The relevant experiments were done on organoids (mini human organs), animals, human organs from donors, healthy volunteers, and patients. The researchers, led by Dr. Sambaziotis of the Wellcome-MRC Cambridge Stem Cell Institute of the University of Cambridge, published their findings in the journal Nature.
The research showed that the drug can ‘lock’ the ‘gate of entry’ (the ACE2 receptor on cell surfaces) that the SARS-CoV-2 coronavirus uses to enter and infect human cells. Because the drug targets human cells and not the constantly mutating virus, it is estimated that it may retain its protective effectiveness against future variants of the coronavirus or against other coronaviruses that may emerge.
If the findings are confirmed by larger clinical trials, then scientists will have a vital new drug on their hands, very useful especially for people who have not had a vaccine or for whom the vaccine is ineffective, as well as for people at high risk of infection.

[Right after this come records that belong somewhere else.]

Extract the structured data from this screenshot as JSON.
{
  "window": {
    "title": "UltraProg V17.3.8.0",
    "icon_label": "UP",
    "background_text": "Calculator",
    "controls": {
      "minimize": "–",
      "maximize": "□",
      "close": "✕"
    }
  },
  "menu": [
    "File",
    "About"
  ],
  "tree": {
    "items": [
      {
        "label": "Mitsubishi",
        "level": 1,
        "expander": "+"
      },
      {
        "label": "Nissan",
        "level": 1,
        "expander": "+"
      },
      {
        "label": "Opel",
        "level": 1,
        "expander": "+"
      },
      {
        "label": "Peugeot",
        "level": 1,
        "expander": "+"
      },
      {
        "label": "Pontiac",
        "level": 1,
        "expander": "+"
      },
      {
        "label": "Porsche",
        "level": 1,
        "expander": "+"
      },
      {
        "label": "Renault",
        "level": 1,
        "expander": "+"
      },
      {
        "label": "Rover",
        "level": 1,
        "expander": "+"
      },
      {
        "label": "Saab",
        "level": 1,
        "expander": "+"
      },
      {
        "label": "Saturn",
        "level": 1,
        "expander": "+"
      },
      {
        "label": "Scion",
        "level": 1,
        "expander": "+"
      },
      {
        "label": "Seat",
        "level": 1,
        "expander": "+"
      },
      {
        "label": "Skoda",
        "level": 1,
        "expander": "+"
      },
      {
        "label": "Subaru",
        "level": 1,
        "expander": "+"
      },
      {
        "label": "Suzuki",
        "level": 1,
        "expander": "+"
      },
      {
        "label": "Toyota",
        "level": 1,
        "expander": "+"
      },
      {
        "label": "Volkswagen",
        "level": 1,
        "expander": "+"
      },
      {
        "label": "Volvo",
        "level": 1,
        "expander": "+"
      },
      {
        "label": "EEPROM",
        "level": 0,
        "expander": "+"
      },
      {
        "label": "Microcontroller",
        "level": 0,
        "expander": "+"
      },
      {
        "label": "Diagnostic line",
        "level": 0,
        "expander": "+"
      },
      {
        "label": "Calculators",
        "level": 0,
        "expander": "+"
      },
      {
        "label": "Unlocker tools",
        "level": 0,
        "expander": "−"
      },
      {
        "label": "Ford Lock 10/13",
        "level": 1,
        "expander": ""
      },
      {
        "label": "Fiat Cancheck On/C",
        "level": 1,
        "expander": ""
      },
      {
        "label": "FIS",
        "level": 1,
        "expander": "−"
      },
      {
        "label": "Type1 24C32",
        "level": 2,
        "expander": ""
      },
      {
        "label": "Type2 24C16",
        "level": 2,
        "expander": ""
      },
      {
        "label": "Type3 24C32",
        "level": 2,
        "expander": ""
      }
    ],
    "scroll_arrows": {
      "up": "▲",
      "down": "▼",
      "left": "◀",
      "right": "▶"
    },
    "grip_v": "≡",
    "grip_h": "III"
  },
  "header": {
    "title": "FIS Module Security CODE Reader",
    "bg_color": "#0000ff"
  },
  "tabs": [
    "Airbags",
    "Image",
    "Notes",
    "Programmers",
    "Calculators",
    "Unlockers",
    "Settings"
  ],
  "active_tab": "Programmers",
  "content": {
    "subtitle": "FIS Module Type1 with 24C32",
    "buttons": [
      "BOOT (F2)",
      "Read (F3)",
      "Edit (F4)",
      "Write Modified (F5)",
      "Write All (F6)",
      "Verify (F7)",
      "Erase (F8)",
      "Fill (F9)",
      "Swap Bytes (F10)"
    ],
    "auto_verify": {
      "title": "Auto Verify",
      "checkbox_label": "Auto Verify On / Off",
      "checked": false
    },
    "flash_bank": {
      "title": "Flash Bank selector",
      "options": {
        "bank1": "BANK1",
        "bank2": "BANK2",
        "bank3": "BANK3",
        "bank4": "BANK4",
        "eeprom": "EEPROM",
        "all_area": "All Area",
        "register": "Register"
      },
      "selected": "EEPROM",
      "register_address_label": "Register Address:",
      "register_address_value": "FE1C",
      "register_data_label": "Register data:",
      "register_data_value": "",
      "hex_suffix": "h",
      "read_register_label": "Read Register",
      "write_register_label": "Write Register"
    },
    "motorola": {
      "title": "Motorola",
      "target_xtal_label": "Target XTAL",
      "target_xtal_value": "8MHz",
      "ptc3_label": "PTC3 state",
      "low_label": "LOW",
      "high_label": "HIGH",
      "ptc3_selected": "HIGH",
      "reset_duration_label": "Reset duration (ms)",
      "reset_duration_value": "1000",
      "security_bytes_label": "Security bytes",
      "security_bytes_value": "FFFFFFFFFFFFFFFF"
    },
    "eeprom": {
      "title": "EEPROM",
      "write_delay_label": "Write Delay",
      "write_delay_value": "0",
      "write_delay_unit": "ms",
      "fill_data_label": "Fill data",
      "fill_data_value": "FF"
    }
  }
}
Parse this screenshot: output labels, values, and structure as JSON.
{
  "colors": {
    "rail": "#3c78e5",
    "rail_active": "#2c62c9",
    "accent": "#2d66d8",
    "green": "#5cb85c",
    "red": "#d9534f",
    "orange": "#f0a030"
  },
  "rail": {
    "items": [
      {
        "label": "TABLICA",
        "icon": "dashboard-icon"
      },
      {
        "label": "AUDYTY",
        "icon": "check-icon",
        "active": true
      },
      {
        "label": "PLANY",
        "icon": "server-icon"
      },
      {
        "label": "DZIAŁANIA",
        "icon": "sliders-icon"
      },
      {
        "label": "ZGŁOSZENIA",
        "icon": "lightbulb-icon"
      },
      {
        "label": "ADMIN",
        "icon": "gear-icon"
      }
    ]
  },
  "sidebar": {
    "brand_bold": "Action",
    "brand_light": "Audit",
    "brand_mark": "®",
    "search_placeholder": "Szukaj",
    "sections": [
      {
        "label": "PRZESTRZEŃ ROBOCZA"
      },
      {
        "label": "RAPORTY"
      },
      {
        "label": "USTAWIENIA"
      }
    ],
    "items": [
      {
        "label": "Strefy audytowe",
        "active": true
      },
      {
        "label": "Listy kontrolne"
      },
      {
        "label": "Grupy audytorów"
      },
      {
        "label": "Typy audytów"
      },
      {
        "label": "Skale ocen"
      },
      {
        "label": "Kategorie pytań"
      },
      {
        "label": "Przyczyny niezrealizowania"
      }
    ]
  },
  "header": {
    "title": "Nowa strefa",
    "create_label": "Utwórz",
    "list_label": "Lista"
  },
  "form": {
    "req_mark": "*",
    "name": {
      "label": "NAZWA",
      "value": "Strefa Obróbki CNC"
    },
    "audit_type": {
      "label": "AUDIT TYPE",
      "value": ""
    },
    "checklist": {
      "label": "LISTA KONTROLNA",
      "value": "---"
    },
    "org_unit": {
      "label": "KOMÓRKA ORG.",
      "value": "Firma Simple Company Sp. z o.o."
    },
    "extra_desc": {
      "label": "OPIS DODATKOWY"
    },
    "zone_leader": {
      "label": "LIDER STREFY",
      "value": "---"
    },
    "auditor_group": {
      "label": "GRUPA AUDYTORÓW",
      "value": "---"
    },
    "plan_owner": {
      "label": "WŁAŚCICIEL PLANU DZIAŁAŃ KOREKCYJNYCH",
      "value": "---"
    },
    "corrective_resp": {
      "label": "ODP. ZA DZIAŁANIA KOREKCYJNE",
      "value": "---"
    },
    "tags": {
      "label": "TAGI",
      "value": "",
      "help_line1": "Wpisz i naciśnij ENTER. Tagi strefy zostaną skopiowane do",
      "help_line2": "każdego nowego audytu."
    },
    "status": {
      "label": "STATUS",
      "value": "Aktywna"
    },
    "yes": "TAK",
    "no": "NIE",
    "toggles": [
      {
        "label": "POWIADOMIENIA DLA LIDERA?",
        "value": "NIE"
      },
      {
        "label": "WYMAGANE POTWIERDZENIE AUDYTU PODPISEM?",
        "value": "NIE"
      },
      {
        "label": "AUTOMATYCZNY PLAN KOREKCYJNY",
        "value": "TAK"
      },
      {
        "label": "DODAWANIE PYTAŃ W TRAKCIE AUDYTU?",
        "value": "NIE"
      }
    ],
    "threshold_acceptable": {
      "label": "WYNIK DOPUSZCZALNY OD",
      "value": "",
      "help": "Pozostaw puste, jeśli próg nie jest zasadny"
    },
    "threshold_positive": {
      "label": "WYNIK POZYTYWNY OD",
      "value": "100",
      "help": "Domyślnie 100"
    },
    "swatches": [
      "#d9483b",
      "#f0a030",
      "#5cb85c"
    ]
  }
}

As explained by Dr. Sambaziotis, vaccines protect us by strengthening our immune system so that it recognizes the virus and eliminates it or at least weakens it. But vaccines do not work for everyone, for example those with weakened immune systems, and also not everyone has access to them. The virus can also mutate into new vaccine-resistant variants. Thus, the researchers were interested in finding alternative ways to protect ourselves from the coronavirus infection, which do not depend on the immune system and can complement vaccination. They discovered a way to close the door on the virus, preventing it from entering our cells in the first place and protecting us from infection.”
Professor Andrew Owen of the University of Liverpool points out that although standard controlled randomized clinical trials are needed to confirm these findings, the data provide compelling evidence that UDCA can work as a drug that protects against Covid-19 and works adjunctively with the vaccination programs, especially for vulnerable population groups.
Sambaziotis is a graduate of the University of Athens School of Medicine with a specialization in hepatology and a PhD from Cambridge. He is a co-founder of the biotechnology company Bilitech LTD, and noted that they have used UCDA in the clinic for many years, thus they know that it is safe and very well tolerated. It costs little, can be produced in large quantities quickly, and is easily stored or transported, making it handy during outbreaks, especially against vaccine-resistant variants, and can be the only line of defense while we wait for new vaccines to be developed.
They are optimistic that this drug can become an important weapon in the fight against Covid-19.”
Link to the scientific publication: https://www.nature.com/articles/s41586-022-05594-0
(Material from Athens News Agency is used in this article)